* **What needs to be done**:
Scan the data below and pick out the lines containing the word "coef".

[Excerpts from an interface dataset]
◆ ◆ ◆ ◆ ◆ ◆ ◆
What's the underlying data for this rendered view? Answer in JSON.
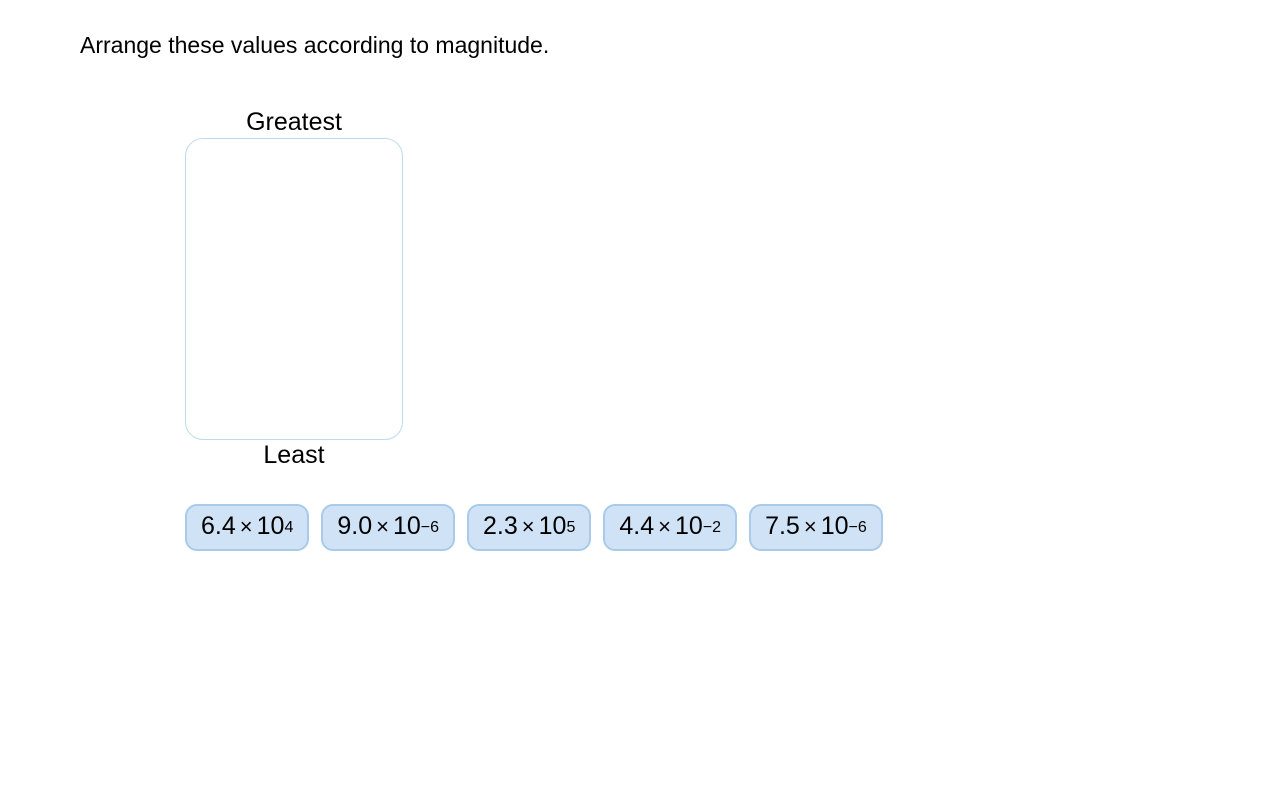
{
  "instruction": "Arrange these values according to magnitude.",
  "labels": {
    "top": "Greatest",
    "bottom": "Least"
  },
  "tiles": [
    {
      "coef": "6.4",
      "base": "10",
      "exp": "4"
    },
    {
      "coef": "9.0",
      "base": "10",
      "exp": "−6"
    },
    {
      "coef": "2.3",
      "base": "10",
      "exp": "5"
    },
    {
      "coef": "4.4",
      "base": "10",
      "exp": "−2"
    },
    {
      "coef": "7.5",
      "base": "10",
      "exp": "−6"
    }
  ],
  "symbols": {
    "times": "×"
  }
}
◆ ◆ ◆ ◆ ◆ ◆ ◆
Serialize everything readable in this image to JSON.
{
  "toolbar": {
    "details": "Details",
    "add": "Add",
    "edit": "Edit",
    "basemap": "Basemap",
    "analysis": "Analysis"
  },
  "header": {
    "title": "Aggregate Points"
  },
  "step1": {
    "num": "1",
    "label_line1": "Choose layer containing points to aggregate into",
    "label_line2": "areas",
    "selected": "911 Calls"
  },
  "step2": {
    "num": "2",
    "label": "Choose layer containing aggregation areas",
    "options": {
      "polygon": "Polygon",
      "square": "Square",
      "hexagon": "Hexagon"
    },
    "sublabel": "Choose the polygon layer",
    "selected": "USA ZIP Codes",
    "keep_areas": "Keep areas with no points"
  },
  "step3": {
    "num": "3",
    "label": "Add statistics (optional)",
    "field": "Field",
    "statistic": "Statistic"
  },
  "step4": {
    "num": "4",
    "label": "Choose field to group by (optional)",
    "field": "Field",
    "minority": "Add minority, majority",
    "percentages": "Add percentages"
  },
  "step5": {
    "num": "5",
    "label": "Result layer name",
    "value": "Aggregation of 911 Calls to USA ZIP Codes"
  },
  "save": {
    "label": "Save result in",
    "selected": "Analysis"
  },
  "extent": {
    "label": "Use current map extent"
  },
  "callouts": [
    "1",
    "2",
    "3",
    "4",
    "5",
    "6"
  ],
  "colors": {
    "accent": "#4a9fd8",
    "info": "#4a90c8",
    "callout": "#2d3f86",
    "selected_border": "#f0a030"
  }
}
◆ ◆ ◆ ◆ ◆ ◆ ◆
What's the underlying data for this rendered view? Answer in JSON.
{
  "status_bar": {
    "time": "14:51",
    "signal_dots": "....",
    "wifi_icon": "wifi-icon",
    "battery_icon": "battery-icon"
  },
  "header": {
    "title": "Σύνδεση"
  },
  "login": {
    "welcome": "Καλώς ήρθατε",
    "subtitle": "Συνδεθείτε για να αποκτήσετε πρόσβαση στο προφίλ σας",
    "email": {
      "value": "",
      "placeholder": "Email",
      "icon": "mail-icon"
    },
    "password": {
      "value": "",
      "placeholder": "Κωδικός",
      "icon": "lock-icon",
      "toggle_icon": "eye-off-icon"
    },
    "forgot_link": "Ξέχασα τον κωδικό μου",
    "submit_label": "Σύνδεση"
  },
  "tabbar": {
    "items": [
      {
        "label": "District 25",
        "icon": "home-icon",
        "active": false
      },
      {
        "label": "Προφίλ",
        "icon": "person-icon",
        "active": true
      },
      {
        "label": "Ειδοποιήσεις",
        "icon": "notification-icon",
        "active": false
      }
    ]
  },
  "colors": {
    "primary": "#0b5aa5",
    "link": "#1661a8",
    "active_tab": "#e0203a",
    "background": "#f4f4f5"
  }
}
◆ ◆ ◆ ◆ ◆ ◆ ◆
* **Result of this exercise**:
      "coef": "6.4",
      "coef": "9.0",
      "coef": "2.3",
      "coef": "4.4",
      "coef": "7.5",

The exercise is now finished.